‘In any economy, money dominates.’
That’s how economics professor Steve Hanke likes to sum things up in the financial world.
The same is true of the stock market. Abundant liquidity drives asset prices up, and tight money drives them down.
We got a hint of what’s happening here via the recent data on margin debt on the ASX.
This is credit that investors borrow to buy stocks…or ‘leverage’, as the Americans say.
The Australian Financial Review reports:
‘The total value of margin lending has fallen by 23 per cent, or $4.9 billion, since its most recent peak in June last year, according to official statistics from the Reserve Bank of Australia.’
You can guess the reasons. Leveraged investors jump out when shares fall. And higher interest rates make it harder to make the maths work.
However, you and I can take this as a positive sign. The less margin debt in the market, the less vulnerable it is to a big collapse.
Margin debt can bid up stocks way beyond any rational estimate of fair value.

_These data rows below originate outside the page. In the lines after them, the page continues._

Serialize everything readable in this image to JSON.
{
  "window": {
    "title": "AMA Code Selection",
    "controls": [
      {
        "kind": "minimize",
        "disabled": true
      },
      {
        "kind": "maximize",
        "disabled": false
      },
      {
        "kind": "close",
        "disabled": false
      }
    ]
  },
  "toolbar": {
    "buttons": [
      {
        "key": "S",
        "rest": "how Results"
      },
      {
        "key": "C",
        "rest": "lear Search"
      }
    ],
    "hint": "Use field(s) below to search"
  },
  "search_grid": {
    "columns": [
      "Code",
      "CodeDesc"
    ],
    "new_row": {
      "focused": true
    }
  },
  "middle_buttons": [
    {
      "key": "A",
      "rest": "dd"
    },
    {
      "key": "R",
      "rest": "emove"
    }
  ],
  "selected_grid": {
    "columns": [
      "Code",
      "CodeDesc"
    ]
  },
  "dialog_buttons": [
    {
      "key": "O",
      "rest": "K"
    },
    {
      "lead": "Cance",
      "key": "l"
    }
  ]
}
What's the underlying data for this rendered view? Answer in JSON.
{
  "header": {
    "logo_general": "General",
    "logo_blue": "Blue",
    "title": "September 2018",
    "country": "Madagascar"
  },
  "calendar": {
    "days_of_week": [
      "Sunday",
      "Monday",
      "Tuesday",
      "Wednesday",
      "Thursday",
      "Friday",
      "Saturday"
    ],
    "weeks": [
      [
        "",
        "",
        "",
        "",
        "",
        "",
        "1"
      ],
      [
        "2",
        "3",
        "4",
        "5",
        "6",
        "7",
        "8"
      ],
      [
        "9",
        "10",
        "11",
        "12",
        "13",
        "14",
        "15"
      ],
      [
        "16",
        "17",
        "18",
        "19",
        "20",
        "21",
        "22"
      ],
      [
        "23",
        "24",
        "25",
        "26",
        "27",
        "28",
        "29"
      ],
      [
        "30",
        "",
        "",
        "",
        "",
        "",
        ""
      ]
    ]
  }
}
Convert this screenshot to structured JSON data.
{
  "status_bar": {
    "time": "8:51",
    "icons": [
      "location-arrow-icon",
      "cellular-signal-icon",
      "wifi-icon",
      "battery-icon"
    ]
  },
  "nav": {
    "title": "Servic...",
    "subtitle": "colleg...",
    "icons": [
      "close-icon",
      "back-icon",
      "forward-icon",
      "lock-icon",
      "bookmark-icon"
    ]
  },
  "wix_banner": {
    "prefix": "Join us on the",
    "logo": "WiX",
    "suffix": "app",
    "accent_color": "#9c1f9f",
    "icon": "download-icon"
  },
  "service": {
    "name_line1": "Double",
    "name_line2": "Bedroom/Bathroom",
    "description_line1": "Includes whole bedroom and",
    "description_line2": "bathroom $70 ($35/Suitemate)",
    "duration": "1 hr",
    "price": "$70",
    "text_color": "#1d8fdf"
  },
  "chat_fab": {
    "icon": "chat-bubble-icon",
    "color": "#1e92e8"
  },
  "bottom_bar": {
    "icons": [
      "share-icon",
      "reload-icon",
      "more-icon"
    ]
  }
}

It’s no coincidence that the peak in margin lending on the ASX was before the global financial crisis in 2008.
The same dynamic played out in 1929 too.
The fact that margin debt is falling in Australia makes me, somewhat paradoxically, bullish on the market in the years ahead.
There’s still scope for aggressive buying to come back.
Are there other reasons to be hopeful?
According to investment advisor Ken Fisher, the answer is yes!
He writes in The Australian:
‘Recession likely isn’t nearby. Why? Lending overall remains really robust globally — fuel for investment and incongruent with deep recession. Businesses and households generally don’t borrow money to sit on it.
‘They spend it soon. Global loan growth has accelerated every month since March, reaching 9.3 per cent year-over-year in September.’
Go back to the Steve Hanke quote I began this article with.
What do these two men mean?
More lending is bullish for the world economy because it involves credit creation.
Also note those lending figures are rising despite central banks raising rates.
Why then all the fuss about recession and slow growth in 2023?
Well, the inverted yield curve is one thing to give us pause. Over in the US, short-term rates are above long-term ones.
This is often flagged as a reliable recession indicator. And it has been.
But could it be, dare I say it, ‘different this time’?
The men and women at Quay Global think so.
It’s making the case that long-term rates are not pricing in a recession as much as lower interest rates in the future.
Most commentators refer to the ‘70s when thinking about the latest outbreak of inflation.
Quay don’t think that’s the right comparable. Rather, they think the 1940s is the better pick.
Here’s what happened back then:
Source: US Federal Reserve
This could be what bond investors are seeing right now in 2024.
That doesn’t mean the US has to be in recession. It could just take a ‘normalisation’ of supply chains, monetary policy, and wage growth to make it happen.
Of course, your crystal ball is as good as mine.
All we need to know today is that holding off investing in shares because the US may be in recession is not necessarily the best strategy.
It’s certainly not mine.
In fact, I’ve maxed out my self-managed super fund buying shares in this downturn. I don’t know what 2023 will bring.
But I’m willing to back good companies to create value in the years ahead.
And one dud year in stocks doesn’t change the outstanding track record of the share market to create wealth over time.
You’re supposed to accumulate in bear markets…that’s when you get the best prices!
Officially, I should say, the ASX 200 is not in a bear market. It’s only down about 5% for the year.
But this is misleading. Most of the smaller stocks on the ASX have been crushed in the last 12 months.
And there’s just little sentiment or narrative to keep them moving currently.
I remember in 2018 there was a stock I really liked called Credible Labs [ASX:CRD]. The share price was dead as a dodo for ages. I never understood why but I kept recommending it to my subscribers.
Then suddenly, out of the blue, Credible shares took off like a rocket and ended in an official takeover offer from News Corporation.
This is the kind of situation I see today. Shares with great value lying around because of poor sentiment and investor fear.
From my perspective, it’s a great time to buy because you’re not paying the premium you usually do in bull markets.
The trade-off here is you need some patience and conviction to hold on without the immediate positive feedback loops of low volatility and bullish investors bidding up prices and volume.
Big investors are beginning to move on these bargains. I can say that because I recently put five bargain share ideas down in this report.
Already, one of those suggestions is a rumoured takeover target because one investment firm is accumulating stock in the company.
More may be coming!
This opportunity won’t hang around forever. I suggest you take it while it’s there.
Editor, The Daily Reckoning Australia